Theatre Royal, London, UK
Tetchy easy listening duo Air make their debut live appearance in a West End theatre. But are they happy? Pas de tout!
It's a couple of hours before showtime and French duo Air, despite making music that suggests differently, look anything but calm. Stresslines make easy work of otherwise smooth foreheads. "It is very difficult for us," says Nicolas Godin, in English that becomes less pidgin every day. "We are being pulled in a lot of direction." He then stalks off towards the dressing room where he aims to find an empty chair and collapse into it, but this proves complicated as the room is literally strewn with piles of brand new Levi's gear.
"They sponsor the tour," he says, between yawns. "But we don't wear this on stage. We're not complete arsehole, you know."
His partner, the more affable Jean-Benoit Dunckel, explains that their schedule has simply careened out of all control. Due to the constant pressures of promotion, they haven't been home in months. "Our girlfriends are here today," he says. "We were supposed to meet them but," a helpless shoulder shrug, "no time, no time."
In the 11 months since the release of the Parisians' exquisite debut album, 'Moon Safari,' which took such disparate influences as The Beatles and Debussy and entwined them like a vine, they've now become connoisseurs of classy easy listening - not only is it the coffee table album du jour, but also the perfect post-club soundtrack - while they themselves are regarded as the new kings of Gallic cool, the beret having left Daft Punk's head and found theirs.
"Not so," argues Dunckel. "Sometimes we are upset, we are nervous, we are violent. This is not cool at all. And the album is, we feel, not as good as you think. For us it is no longer fresh. We are bored, we need change."
All of which goes a little way to explain the Air live experience, for it's rather unusual. Flanked by four musicians, all dressed exclusively in white, the pair come on to the theme tune to 'Close Encounters,' while Godin, having relocated his sense of humour, addresses the crowd with a vocoder that makes him sound not unlike Stephen Hawking.

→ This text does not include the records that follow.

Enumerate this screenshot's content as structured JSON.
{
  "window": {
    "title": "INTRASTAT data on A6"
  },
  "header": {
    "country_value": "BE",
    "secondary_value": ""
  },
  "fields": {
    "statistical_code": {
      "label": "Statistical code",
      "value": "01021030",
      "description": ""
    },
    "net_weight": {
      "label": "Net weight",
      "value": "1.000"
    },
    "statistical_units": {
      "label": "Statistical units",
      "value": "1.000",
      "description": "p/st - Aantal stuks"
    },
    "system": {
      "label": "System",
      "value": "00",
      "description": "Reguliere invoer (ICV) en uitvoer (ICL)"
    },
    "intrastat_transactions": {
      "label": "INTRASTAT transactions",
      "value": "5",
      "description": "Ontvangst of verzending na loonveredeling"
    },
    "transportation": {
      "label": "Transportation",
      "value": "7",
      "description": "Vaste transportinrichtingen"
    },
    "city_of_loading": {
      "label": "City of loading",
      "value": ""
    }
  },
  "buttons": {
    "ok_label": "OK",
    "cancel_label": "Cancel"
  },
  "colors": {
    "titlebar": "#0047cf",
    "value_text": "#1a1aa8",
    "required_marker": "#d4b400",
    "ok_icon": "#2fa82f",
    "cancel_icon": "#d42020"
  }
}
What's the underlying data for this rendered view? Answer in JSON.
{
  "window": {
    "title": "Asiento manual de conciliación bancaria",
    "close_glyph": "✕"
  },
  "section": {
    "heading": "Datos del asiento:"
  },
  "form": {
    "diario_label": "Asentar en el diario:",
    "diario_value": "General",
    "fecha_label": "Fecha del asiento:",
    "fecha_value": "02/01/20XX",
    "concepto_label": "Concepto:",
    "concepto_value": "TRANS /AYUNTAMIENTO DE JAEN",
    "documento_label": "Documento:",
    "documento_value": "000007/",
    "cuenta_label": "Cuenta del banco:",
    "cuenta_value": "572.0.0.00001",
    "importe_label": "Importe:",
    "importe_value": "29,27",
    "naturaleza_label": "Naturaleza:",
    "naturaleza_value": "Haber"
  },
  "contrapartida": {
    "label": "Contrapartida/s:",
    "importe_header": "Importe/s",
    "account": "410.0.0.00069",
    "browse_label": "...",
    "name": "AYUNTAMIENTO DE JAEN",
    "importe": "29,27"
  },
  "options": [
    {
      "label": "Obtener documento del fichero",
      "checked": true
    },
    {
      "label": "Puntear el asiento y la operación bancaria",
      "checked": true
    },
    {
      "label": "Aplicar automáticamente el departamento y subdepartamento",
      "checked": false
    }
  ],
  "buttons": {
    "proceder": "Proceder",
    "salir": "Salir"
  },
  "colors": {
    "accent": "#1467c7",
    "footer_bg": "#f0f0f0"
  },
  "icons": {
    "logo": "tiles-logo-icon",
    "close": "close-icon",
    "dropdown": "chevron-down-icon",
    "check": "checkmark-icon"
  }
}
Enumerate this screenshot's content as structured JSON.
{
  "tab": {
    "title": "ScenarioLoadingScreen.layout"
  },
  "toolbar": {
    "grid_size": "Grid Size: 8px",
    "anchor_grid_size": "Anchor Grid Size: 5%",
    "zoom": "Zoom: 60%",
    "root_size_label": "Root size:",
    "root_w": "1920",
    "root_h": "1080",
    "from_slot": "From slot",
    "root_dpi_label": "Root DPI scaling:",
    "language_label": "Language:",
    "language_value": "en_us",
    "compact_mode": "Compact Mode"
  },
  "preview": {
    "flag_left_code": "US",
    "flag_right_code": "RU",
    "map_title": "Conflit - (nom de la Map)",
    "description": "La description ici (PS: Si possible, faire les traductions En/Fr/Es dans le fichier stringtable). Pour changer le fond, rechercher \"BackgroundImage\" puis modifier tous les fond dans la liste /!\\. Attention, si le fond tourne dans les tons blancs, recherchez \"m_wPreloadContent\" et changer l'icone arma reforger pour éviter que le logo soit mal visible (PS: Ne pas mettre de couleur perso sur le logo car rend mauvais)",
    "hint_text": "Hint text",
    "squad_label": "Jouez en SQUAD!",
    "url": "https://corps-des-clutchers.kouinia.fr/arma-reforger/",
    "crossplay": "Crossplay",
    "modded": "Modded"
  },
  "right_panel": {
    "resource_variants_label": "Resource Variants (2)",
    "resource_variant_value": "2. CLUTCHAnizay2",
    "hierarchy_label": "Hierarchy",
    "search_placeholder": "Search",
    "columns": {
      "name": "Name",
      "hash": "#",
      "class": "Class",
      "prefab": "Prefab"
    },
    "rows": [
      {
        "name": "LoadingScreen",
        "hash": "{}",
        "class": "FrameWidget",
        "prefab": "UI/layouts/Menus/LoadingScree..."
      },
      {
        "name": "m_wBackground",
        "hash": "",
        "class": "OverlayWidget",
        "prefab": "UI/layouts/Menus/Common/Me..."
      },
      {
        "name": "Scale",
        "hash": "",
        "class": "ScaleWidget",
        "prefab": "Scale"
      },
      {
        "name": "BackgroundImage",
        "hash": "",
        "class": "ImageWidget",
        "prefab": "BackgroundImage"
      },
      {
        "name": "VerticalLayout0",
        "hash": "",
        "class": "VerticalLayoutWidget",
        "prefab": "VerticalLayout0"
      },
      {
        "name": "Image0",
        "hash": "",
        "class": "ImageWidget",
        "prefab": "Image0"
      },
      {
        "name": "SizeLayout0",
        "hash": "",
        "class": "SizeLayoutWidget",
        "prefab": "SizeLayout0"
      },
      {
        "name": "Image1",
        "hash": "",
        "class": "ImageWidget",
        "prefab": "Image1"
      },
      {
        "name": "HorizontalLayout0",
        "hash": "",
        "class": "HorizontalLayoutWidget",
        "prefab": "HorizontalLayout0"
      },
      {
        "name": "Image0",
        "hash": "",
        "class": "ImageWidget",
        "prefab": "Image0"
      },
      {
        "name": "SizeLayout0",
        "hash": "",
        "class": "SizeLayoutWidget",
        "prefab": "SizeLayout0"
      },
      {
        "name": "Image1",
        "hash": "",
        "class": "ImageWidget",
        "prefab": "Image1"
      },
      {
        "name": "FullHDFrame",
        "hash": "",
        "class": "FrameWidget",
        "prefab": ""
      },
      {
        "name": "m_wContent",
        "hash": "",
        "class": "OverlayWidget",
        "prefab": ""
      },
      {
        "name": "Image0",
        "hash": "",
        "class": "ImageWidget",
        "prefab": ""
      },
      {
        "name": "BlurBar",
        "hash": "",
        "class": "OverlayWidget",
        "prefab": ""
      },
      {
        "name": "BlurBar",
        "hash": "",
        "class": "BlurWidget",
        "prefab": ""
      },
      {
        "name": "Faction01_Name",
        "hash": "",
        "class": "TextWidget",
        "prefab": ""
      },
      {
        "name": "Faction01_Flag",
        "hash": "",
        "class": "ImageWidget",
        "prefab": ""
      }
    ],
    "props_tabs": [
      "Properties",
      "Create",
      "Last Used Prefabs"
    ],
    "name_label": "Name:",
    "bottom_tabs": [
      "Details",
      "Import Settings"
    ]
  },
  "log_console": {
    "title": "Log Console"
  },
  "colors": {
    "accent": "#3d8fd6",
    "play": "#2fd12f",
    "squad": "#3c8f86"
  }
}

Unofficially split into three distinct parts, it begins rather tediously, the sound so soporific that the entire audience teeters on the brink of coma. But halfway through 'Kelly Watch The Stars,' things change, and they become as camp as Julian Clary's underpants, speeding things up towards a delirious 78rpm, while Dunckel assaults the theremin with a pressure that makes it wail like a dying cat. The effect is truly dazzling, and also hysterical. This is kitsch set to music.
Then, 'Sexy Boy' heralds another style change, which settles somewhere between electro and Kraftwerk, one band member even leaving his organ to indulge in a robotic dance not seen in London since 1981. And then they wind the clock even further back to the mid-'70s, creating a great vat of keyboard noodle noise that recalls the unwelcome memory of Jean-Michel Jarre and hideously bloated Pink Floyd.
"For us it is all about experiment," claimed Dunckel earlier. "Live, we change everything. We mess it up. Is good, no?"
Well, it's certainly eclectic.